Respondent’s use of a privacy service does not support a finding of registration and use in bad faith. Again, Respondent is the same entity that originally registered the disputed domain name in 1996 and has made continuous use until June of 2013. Complainant has even admitted that the use of the disputed domain as originally registered was a legitimate use.

An overriding objective of the Policy is to curb the abusive registration of domain names in circumstances where the registrant is seeking to profit from and exploit the trademark of another. See Match.com, LP v. Bill Zag and NWLAWS.ORG, WIPO Case No. D2004-0230.
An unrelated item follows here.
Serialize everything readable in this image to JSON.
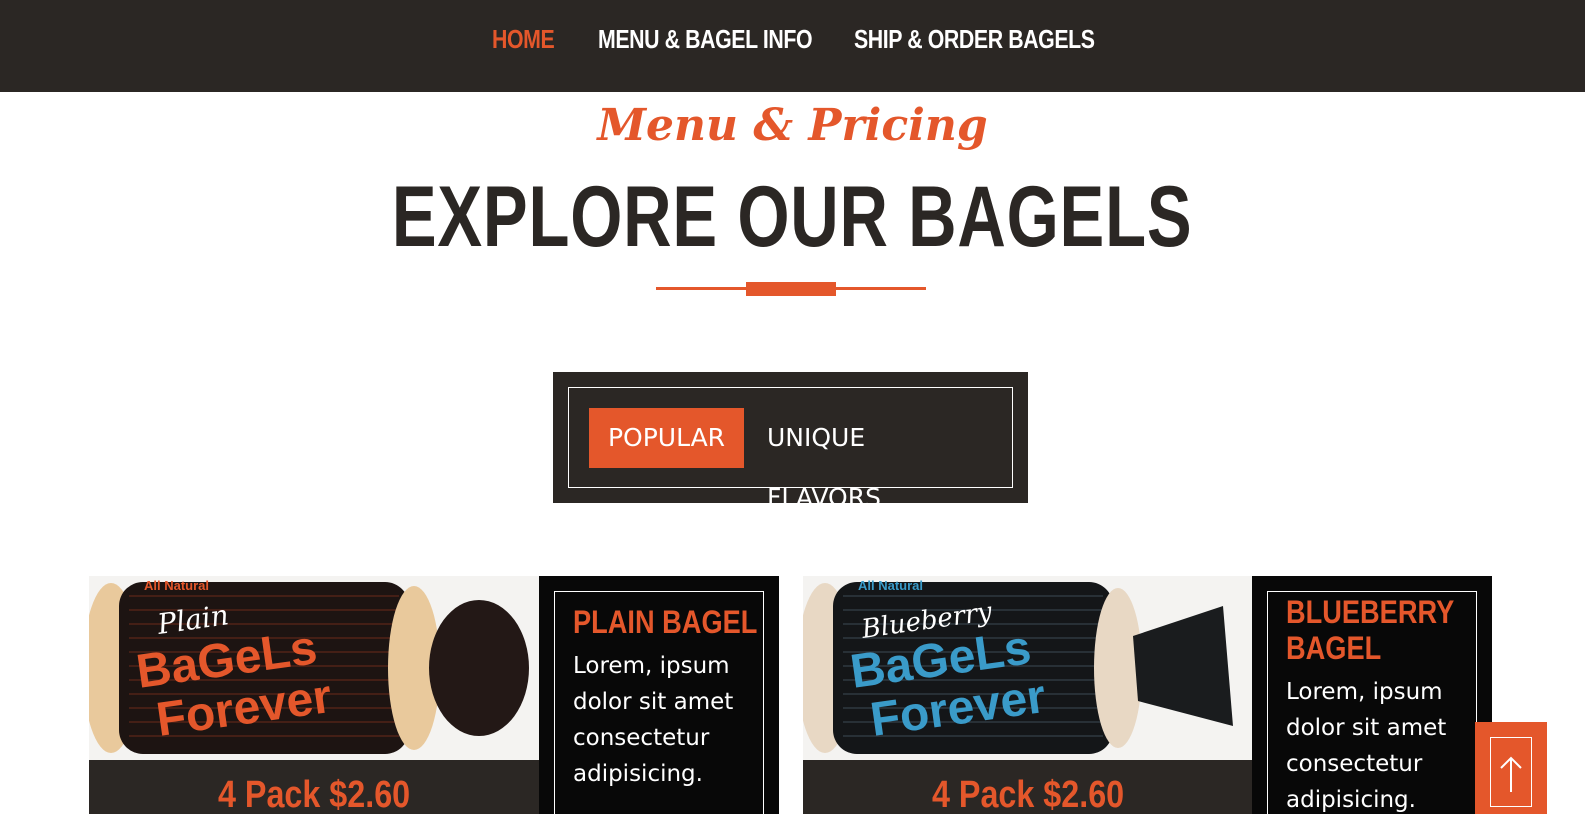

The circumstances presented here do not support the kind of exploitive registration and use necessary to find bad faith. Use of a privacy service in and of itself is not evidence of bad faith, and none of the circumstantial indicia point to Respondent’s registration as a means to prevent Complainant’s ownership of the domain name or to disrupt Complainant’s business. Respondent has made actual bona fide use of the disputed domain name.

So, Complainant has not satisfied its burden of proving Respondent’s registration and use of the disputed domain name in bad faith under paragraph 4(a)(iii) of the Policy.

D. Reverse Domain Name Hijacking

“Reverse domain name hijacking” is defined in the Rules as “using the Policy in bad faith to attempt to deprive a registered domain name holder of a domain name.” The onus of proving that a complainant has acted in bad faith is on the respondent, and mere lack of success of the complaint is not itself sufficient to constitute reverse domain name hijacking. Jazeera Space Channel TV Station v. AJ Publishing aka Aljazeera Publishing, WIPO Case No. D2005-0309.

The Panel is not persuaded that the circumstances of this case justify a finding or reverse domain name hijacking. Respondent does no more than assert that Complainant’s failure to prove that Respondent registered and used the disputed domain name in bad faith obliges a finding of reverse domain name hijacking. The Panel disagrees. Complainant has trademark rights in its name and a colorable, but ultimately unsuccessful claim. The failure to prevail does not equate with bad faith.

7. Decision

For the foregoing reasons, the Complaint is denied. Respondent's request for a finding of reverse domain name hijacking is also denied.

Mark Partridge
Sole Panelist
Date: December 30, 2013